the charges were dropped. The prosecutor for the City of Shoreline
had determined that even if the charges were proven, the 16-year-old
student was at the legal age of consent. The recruiter was determined
not to be in a "position of trust" as in the case of school teachers.
The Army discharged the recruiter for medical reasons before the
trial in Shoreline. He is now a corrections officer in Colorado.
Throughout these related incidents, Lt. Colonel David Hagg, Commander
of the U.S. Army Recruiting Battalion Seattle, maintained that
such events in Shoreline were rare. On August 26, 1999, Lt. Colonel
Hagg told a Seattle Post-Intelligencer reporter, "This
is not a pattern; this is a very rare occurrence." School administrators
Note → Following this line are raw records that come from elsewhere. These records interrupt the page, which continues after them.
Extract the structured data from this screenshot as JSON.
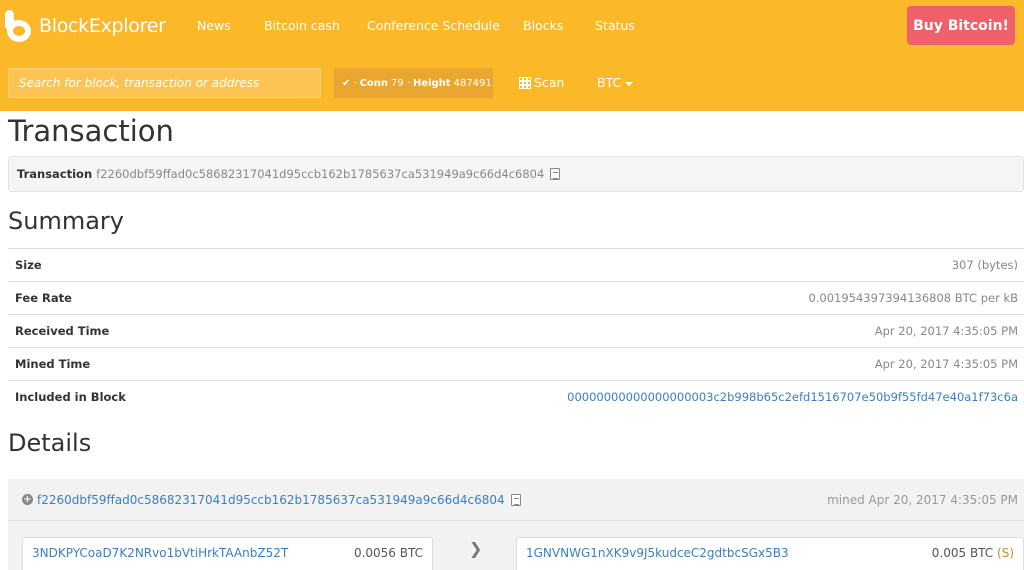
{
  "brand": {
    "name": "BlockExplorer"
  },
  "nav": [
    {
      "label": "News"
    },
    {
      "label": "Bitcoin cash"
    },
    {
      "label": "Conference Schedule"
    },
    {
      "label": "Blocks"
    },
    {
      "label": "Status"
    }
  ],
  "buy_button": {
    "label": "Buy Bitcoin!"
  },
  "search": {
    "placeholder": "Search for block, transaction or address"
  },
  "status": {
    "sep": "·",
    "conn_label": "Conn",
    "conn_value": "79",
    "height_label": "Height",
    "height_value": "487491"
  },
  "scan": {
    "label": "Scan"
  },
  "currency": {
    "selected": "BTC"
  },
  "page_title": "Transaction",
  "transaction": {
    "label": "Transaction",
    "hash": "f2260dbf59ffad0c58682317041d95ccb162b1785637ca531949a9c66d4c6804"
  },
  "summary": {
    "title": "Summary",
    "rows": [
      {
        "label": "Size",
        "value": "307 (bytes)"
      },
      {
        "label": "Fee Rate",
        "value": "0.001954397394136808 BTC per kB"
      },
      {
        "label": "Received Time",
        "value": "Apr 20, 2017 4:35:05 PM"
      },
      {
        "label": "Mined Time",
        "value": "Apr 20, 2017 4:35:05 PM"
      },
      {
        "label": "Included in Block",
        "value": "00000000000000000003c2b998b65c2efd1516707e50b9f55fd47e40a1f73c6a"
      }
    ]
  },
  "details": {
    "title": "Details",
    "tx_hash": "f2260dbf59ffad0c58682317041d95ccb162b1785637ca531949a9c66d4c6804",
    "mined": "mined Apr 20, 2017 4:35:05 PM",
    "input": {
      "address": "3NDKPYCoaD7K2NRvo1bVtiHrkTAAnbZ52T",
      "amount": "0.0056 BTC"
    },
    "output": {
      "address": "1GNVNWG1nXK9v9J5kudceC2gdtbcSGx5B3",
      "amount": "0.005 BTC",
      "flag": "(S)"
    }
  },
  "colors": {
    "topbar": "#fbb829",
    "buy_button": "#f0606a",
    "link": "#3a80c0"
  }
}
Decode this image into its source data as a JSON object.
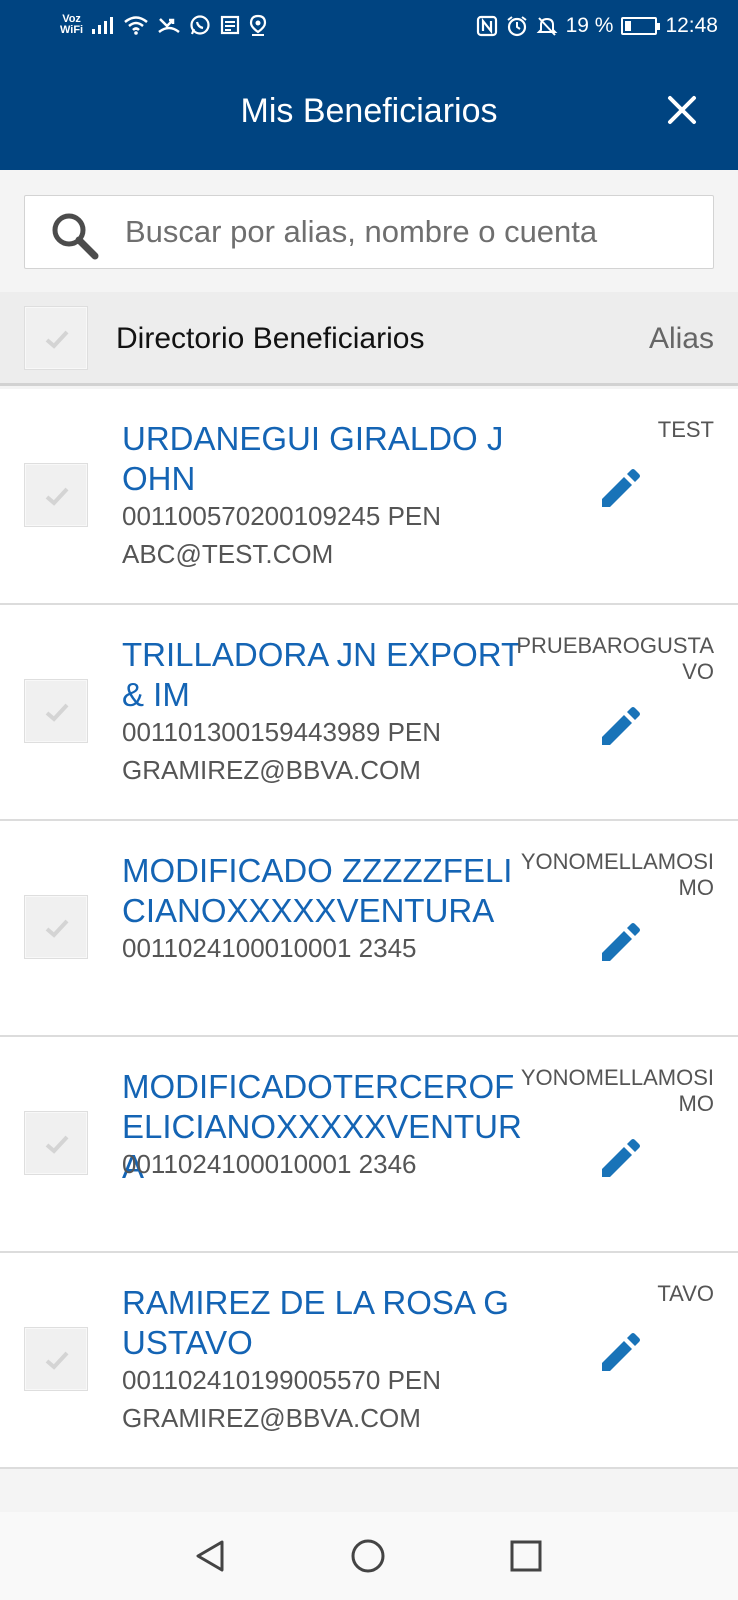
{
  "status_bar": {
    "voz": "Voz",
    "wifi": "WiFi",
    "battery": "19 %",
    "time": "12:48"
  },
  "header": {
    "title": "Mis Beneficiarios"
  },
  "search": {
    "placeholder": "Buscar por alias, nombre o cuenta",
    "value": ""
  },
  "directory": {
    "title": "Directorio Beneficiarios",
    "alias_label": "Alias"
  },
  "beneficiaries": [
    {
      "name": "URDANEGUI GIRALDO JOHN",
      "account": "001100570200109245 PEN",
      "email": "ABC@TEST.COM",
      "alias": "TEST"
    },
    {
      "name": "TRILLADORA JN EXPORT& IM",
      "account": "001101300159443989 PEN",
      "email": "GRAMIREZ@BBVA.COM",
      "alias": "PRUEBAROGUSTAVO"
    },
    {
      "name": "MODIFICADO ZZZZZFELICIANOXXXXXVENTURA",
      "account": "0011024100010001 2345",
      "email": "",
      "alias": "YONOMELLAMOSIMO"
    },
    {
      "name": "MODIFICADOTERCEROFELICIANOXXXXXVENTURA",
      "account": "0011024100010001 2346",
      "email": "",
      "alias": "YONOMELLAMOSIMO"
    },
    {
      "name": "RAMIREZ DE LA ROSA GUSTAVO",
      "account": "001102410199005570 PEN",
      "email": "GRAMIREZ@BBVA.COM",
      "alias": "TAVO"
    }
  ],
  "colors": {
    "brand_blue": "#004481",
    "link_blue": "#1464b4",
    "edit_blue": "#1973b8"
  }
}
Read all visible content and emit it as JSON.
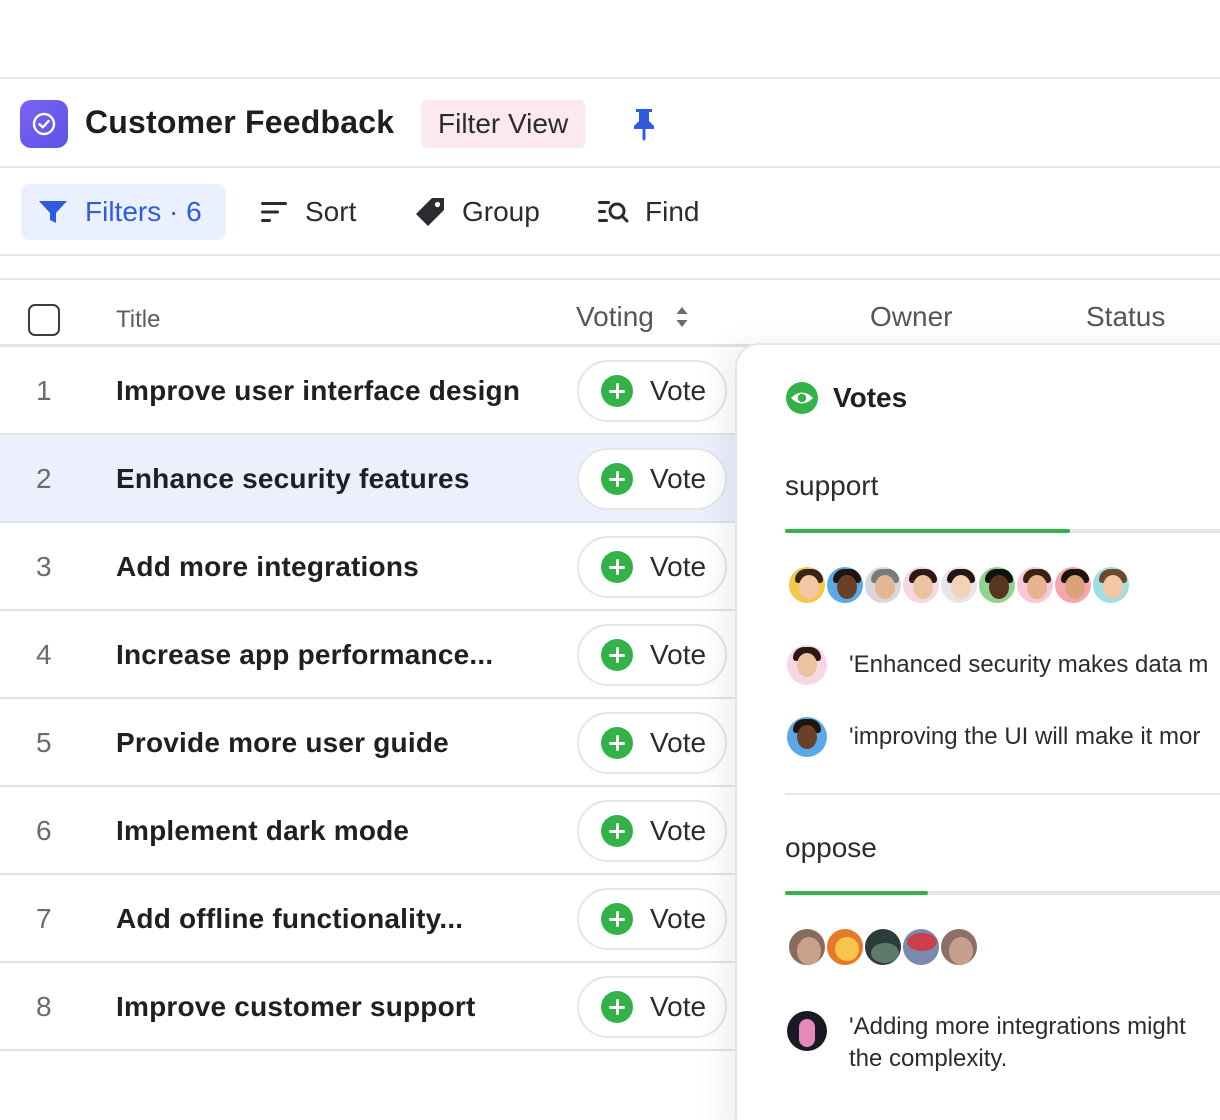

and parents in Washington, Oregon and Alaska, where Lt. Colonel
Hagg has command of Army recruiting, might believe it if not for
another outrageous incident involving his staff of recruiters.
On October 29, 1999, during a three-day workshop in Olympia,
Washington for 250 Army recruiters of the Seattle Recruiting Battalion,
a 20-year-old female recruiter was sexually assaulted by fellow
Army recruiters. It is believed the assault may have involved
three male recruiters. The female victim was treated and released
from St. Peterís Hospital.
The Army is still investigating the sexual assault of its own
female recruiter. No information can be released by either the
Olympia Police or the U.S. Army while the investigation is in
process. Lt. Colonel Hagg told a Seattle Times reporter
on November 1, 1999, "I told her Iím not about to try to cover
anything up. Obviously, Iím hoping there was no assault, for her
How common is the sexual harassment of female students by Army
recruiters? It is certain the problem will remain until the U.S.
Army spends more time on solving the problem than trying to deny
The position of the Seattle Draft and Military Counseling Center
is that sexual assault and sexual harassment of female recruits
by U.S. Army recruiters is a reflection of the tolerance for sexual
abuse allowed by commanders. School districts need to regulate
unsupervised recruiter visits and parents should insist that schools
provide some kind of monitoring system, particularly for female
student contacts with recruiters.
Glen Milner is the father of two children who graduated from
Shorecrest High School. He is a member of the Seattle Draft and
Military Counseling Center, an organization that counsels young
men and women considering military service and persons in the
military and is a member of the GI Rights Hotline. Website: www.scn.org/ip/sdmcc.
This article is from Draft NOtices, the newsletter
of the Committee Opposed to Militarism and the Draft (www.comdsd.org).